- Math.Content.2.MD.C.7Tell and write time from analog and digital clocks to the nearest five minutes, using a.m. and p.m.
- Math.Content.2.MD.C.8Solve word problems involving dollar bills, quarters, dimes, nickels, and pennies, using $ and ¢ symbols appropriately. Example: If you have 2 dimes and 3 pennies, how many cents do you have?
Math: Geometry – Grade 2
Reason with shapes and their attributes.
- Math.Content.2.MD.D.9Generate measurement data by measuring lengths of several objects to the nearest whole unit, or by making repeated measurements of the same object. Show the measurements by making a line plot, where the horizontal scale is marked off in whole-number units.

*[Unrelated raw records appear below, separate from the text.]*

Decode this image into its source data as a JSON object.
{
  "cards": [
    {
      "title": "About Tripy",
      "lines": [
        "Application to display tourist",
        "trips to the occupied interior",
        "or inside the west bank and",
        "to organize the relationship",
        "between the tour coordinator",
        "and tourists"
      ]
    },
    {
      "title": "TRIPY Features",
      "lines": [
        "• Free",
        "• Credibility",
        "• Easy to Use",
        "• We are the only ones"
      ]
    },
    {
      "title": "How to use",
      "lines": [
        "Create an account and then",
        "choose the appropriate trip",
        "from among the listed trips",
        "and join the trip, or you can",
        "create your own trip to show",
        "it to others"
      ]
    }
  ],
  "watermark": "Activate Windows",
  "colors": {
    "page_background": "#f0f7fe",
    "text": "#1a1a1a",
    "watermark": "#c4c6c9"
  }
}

- Math.Content.2.MD.D.10Draw a picture graph and a bar graph (with single-unit scale) to represent a data set with up to four categories. Solve simple put-together, take-apart, and compare problems1 using information presented in a bar graph.
- Math.Content.2.G.A.1Recognize and draw shapes having specified attributes, such as a given number of angles or a given number of equal faces.1 Identify triangles, quadrilaterals, pentagons, hexagons, and cubes.
- Math.Content.2.G.A.2Partition a rectangle into rows and columns of same-size squares and count to find the total number of them.
- Math.Content.2.G.A.3Partition circles and rectangles into two, three, or four equal shares, describe the shares using the words halves, thirds, half of, a third of, etc., and describe the whole as two halves, three thirds, four fourths. Recognize that equal shares of identical wholes need not have the same shape.